It’s no surprise that the average living room has four remote control devices managing media and entertainment. That clutter is a mess and it also makes watching TV complicated. Anything to simplify that process is worth my attention and Google has done that with a very easy-to-use product called Chromecast. It’s the best TV app in my house right now and will only get better over time as new applications get developed for it. It gets two thumbs up from me for a number of reasons including price, it only cost $35. Here are five reasons why I think Chromecast is worth every penny.
- Chromecast is small and unobtrusive. This little hardware device is the size of a thumbnail drive that plugs into the USB port on the computer. Instead, Chromecast plugs into the HDMI port on any smart TV. Unlike a bulky set-top box, it’s practically hidden from view. Set up is a bit challenging at first connecting to Wi-Fi and entering a passcode to activate the software, but it didn’t take me more than 15 minutes.
- You can use your TV as a big computer monitor. Using my Chrome web browser, “casting” allows me to share photos, videos or whatever I have visible on the screen viewable on my TV. It’s almost like magic and I can’t believe it’s taken this long for a company to develop an easy way to connect your computer and TV.
- Chromecast turns my phone and iPad into TV remote controls. This is my favorite way to use Chromecast because it’s built into video apps such as HBO Go, Netflix and YouTube. It’s my go-to TV remote these days because I can essentially perform on-demand TV viewing from my mobile devices and bypass the entire cable system interface, which is archaic and slow. TV remotes are on their way out and becoming extinct thanks to Chromecast.
- Instant viewing without having to change the source on my TV. When I press the “play” button in an app or click the “cast” icon in my browser, content is sent to and displayed instantly on my TV. The HDMI source is activated within seconds even if I’m in a different TV source – it switches over immediately for viewing.
- Vibrant HD wallpaper on my TV screen. The Chromecast desktop cycles through various images of gorgeous art and beautiful nature photography before and after playback. It’s a nice reminder that it’s “ready to cast.
If Chromecast continues to add new apps to more media channels and networks, I feel like cutting the (cable) cord would be much more possible for me. Until then, Chromecast definitely gives me better control of the TV interface and my viewing pleasure.

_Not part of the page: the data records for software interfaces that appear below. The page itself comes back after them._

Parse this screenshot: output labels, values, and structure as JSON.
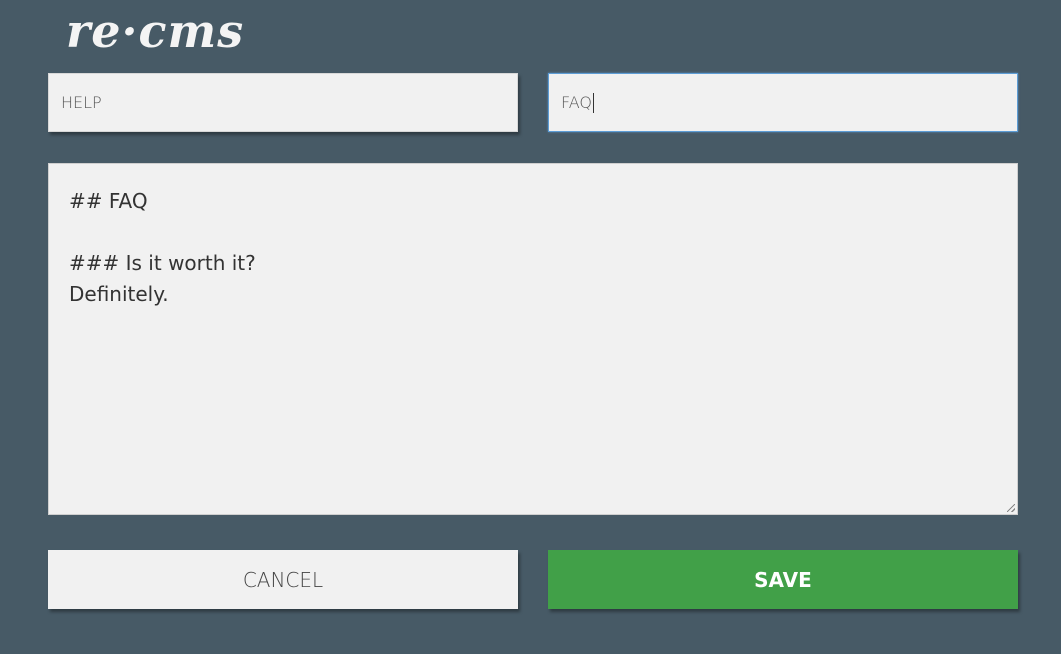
{
  "logo": {
    "text": "re·cms"
  },
  "form": {
    "section_field": {
      "value": "HELP"
    },
    "title_field": {
      "value": "FAQ"
    },
    "content": {
      "lines": [
        "## FAQ",
        "",
        "### Is it worth it?",
        "Definitely."
      ]
    }
  },
  "actions": {
    "cancel_label": "CANCEL",
    "save_label": "SAVE"
  },
  "colors": {
    "background": "#475a66",
    "field_bg": "#f1f1f1",
    "save_green": "#41a048",
    "focus_border": "#5d9dd6"
  }
}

Photo courtesy of JanneM
Now that we’ve comfortably slid into the New Year, many of us are thinking about making changes and implementing new practices to improve the quality of our lives. No matter who you are or what you do, it’s a perfect time to learn new skills, meet new people and set new goals. What better way to do that than to add some new tools to the online toolbox. It’s amazing how much inspiration can be found online if you know where to look. Skip the self-help websites and go for tools that you can use all year long. Below are four of my favorites that I’ve found to be extremely effective, enlightening and even entertaining. So in the interest of better living, why not put these sites to work and make 2012 a year of increased knowledge, productivity and enjoyment.
Plancast – Want to increase your network and get active in your community? Just head on over to Plancast where you’ll find a list of events that are happening near you. The site is a fantastic resource for finding industry conferences, local gatherings and social activities that you may have missed otherwise. The site has an integrated layer of community as well so users can find events that their friends and colleagues are attending, which makes going to them much more enjoyable.
Quora – Billed as a Q&A website, Quora, has amassed a huge network of subject matter experts in a relatively short time. The site provides a simple platform for finding answers to complex business questions, technical issues and random inquiries where members rank the best entries. There’s also an option to follow questions so that you can receive notifications when new answers are added. The site recently increased the value quotient of the site with its new “boards” feature allowing users to compile content from elsewhere on the web.
Scribd – Whether you enjoy reading poetry, scientific findings or baking techniques, you’re bound to find what interests you at Scribd. Called the YouTube of printed materials, Scribd offers a vast array of online literature that never disappoints. Personally, I’m always finding content that either inspires me, educates me or both. If you’re a writer then you’ll definitely want to consider setting up an account to promote your work and share it with the community.
Udemy – Education is a lifelong process and with online learning tools like Udemy, it’s now just a click away. The site offers an assortment of courses ranging from the academic to the artistic; many are taught by leaders in their field. The majority of classes are free of charge while some are nominal in price. Experts can teach others by becoming instructors and creating their own courses. Udemy’s mission is to disrupt and democratize education, and frankly, I believe they’re off to a great start.